The presently disclosed embodiments are therefore to be considered in all respects as illustrative and not restrictive; the scope of the invention being indicated by the appended claims, rather than the foregoing description.
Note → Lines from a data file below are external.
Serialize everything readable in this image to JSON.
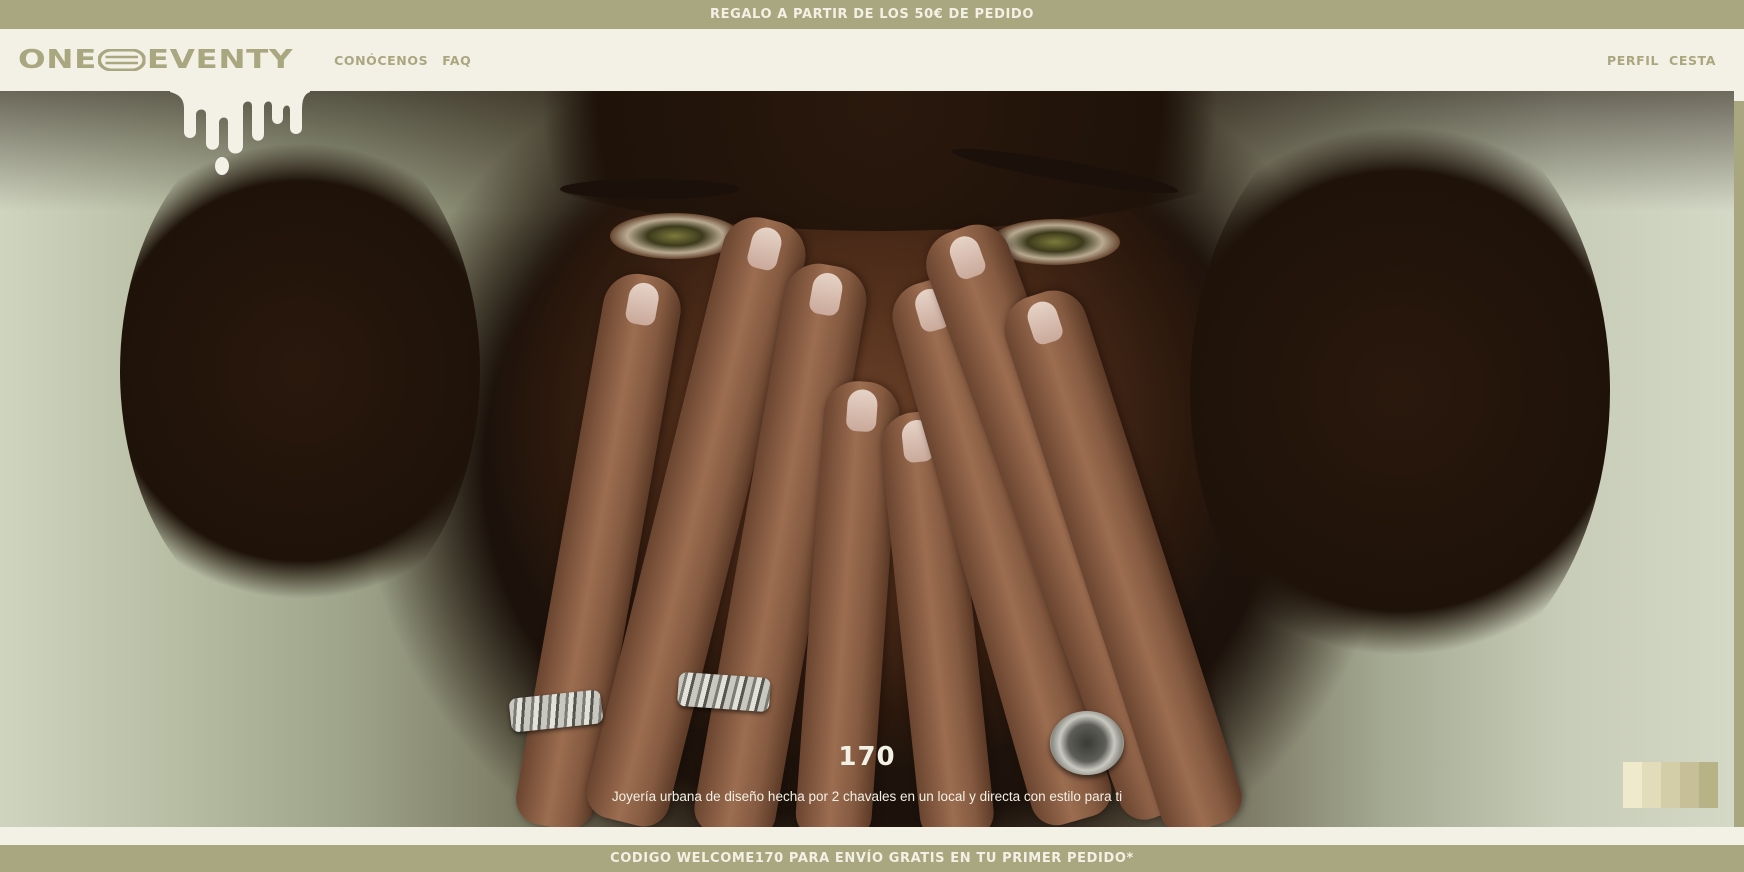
{
  "promo_top": {
    "text": "REGALO A PARTIR DE LOS 50€ DE PEDIDO"
  },
  "header": {
    "logo": {
      "left": "ONE",
      "right": "EVENTY"
    },
    "nav_left": [
      {
        "label": "CONÓCENOS"
      },
      {
        "label": "FAQ"
      }
    ],
    "nav_right": [
      {
        "label": "PERFIL"
      },
      {
        "label": "CESTA"
      }
    ]
  },
  "hero": {
    "title": "170",
    "subtitle": "Joyería urbana de diseño hecha por 2 chavales en un local y directa con estilo para ti",
    "swatch_colors": [
      "#efeacc",
      "#e2dcba",
      "#d3cda8",
      "#c6bf98",
      "#b8b287"
    ]
  },
  "promo_bottom": {
    "text": "CODIGO WELCOME170 PARA ENVÍO GRATIS EN TU PRIMER PEDIDO*"
  },
  "colors": {
    "accent": "#a9a77f",
    "cream": "#f3f1e6"
  }
}
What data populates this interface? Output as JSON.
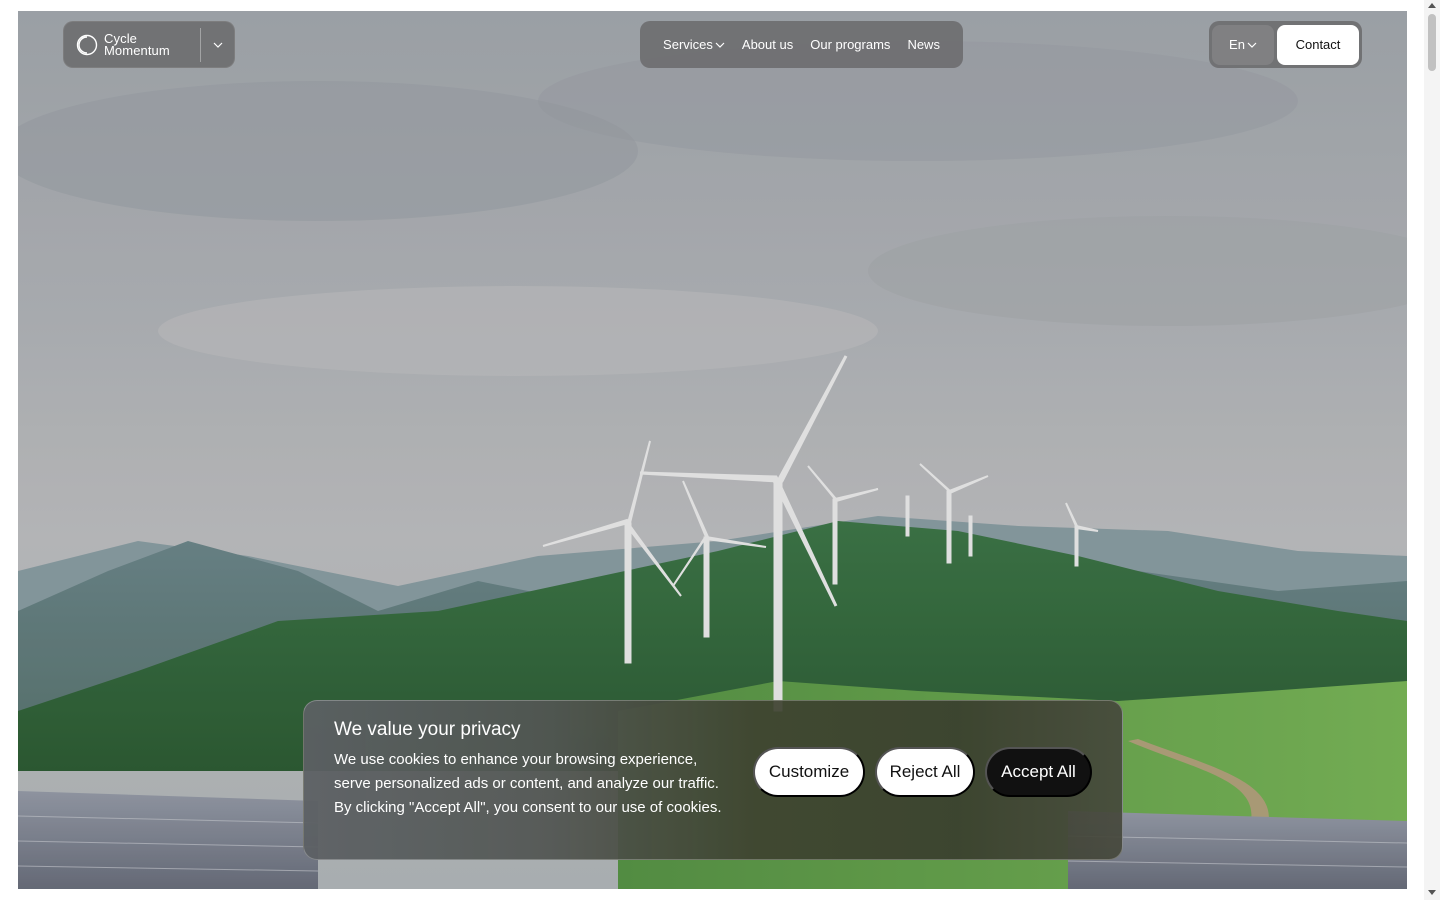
{
  "brand": {
    "name_line1": "Cycle",
    "name_line2": "Momentum"
  },
  "nav": {
    "items": [
      {
        "label": "Services"
      },
      {
        "label": "About us"
      },
      {
        "label": "Our programs"
      },
      {
        "label": "News"
      }
    ]
  },
  "header": {
    "language": "En",
    "contact_label": "Contact"
  },
  "cookie_banner": {
    "title": "We value your privacy",
    "text": "We use cookies to enhance your browsing experience, serve personalized ads or content, and analyze our traffic. By clicking \"Accept All\", you consent to our use of cookies.",
    "customize_label": "Customize",
    "reject_label": "Reject All",
    "accept_label": "Accept All"
  },
  "colors": {
    "accept_button": "#111111",
    "pill_background": "#6e6e70",
    "text_light": "#ffffff"
  }
}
All changes that come within the meaning and range of equivalency of the claims are therefore intended to be embraced therein.
|Cited Patent||Filing date||Publication date||Applicant||Title|
|US20020129186 *||May 14, 2002||Sep 12, 2002||Compaq Information Technologies Group, L.P.||Replacement, upgrade and/or addition of hot-pluggable components in a computer system|
|US20020131604 *||Nov 8, 2001||Sep 19, 2002||Amine Gilbert A.||System and method for measuring and enhancing the quality of voice communication over packet-based networks|
|Citing Patent||Filing date||Publication date||Applicant||Title|
|US20090190297 *||Jul 30, 2009||Michael Feldman||Motherboard expansion device|
|U.S. Classification||370/352, 370/535|
|International Classification||H04M3/42, H04L12/64, H04L12/66|
|Cooperative Classification||H04M3/42323, H04L2012/6481, H04L12/6418, H04M7/0018|
|European Classification||H04M7/00C4, H04L12/64B, H04M3/42P2|
|Mar 27, 2002||AS||Assignment|
Owner name: INTEL CORPORATION, CALIFORNIA
Free format text: ASSIGNMENT OF ASSIGNORS INTEREST;ASSIGNOR:DOBLER, STEVEN R.;REEL/FRAME:012752/0430
Effective date: 20020325
|Aug 23, 2010||REMI||Maintenance fee reminder mailed|
|Jan 16, 2011||LAPS||Lapse for failure to pay maintenance fees|
|Mar 8, 2011||FP||Expired due to failure to pay maintenance fee|
Effective date: 20110116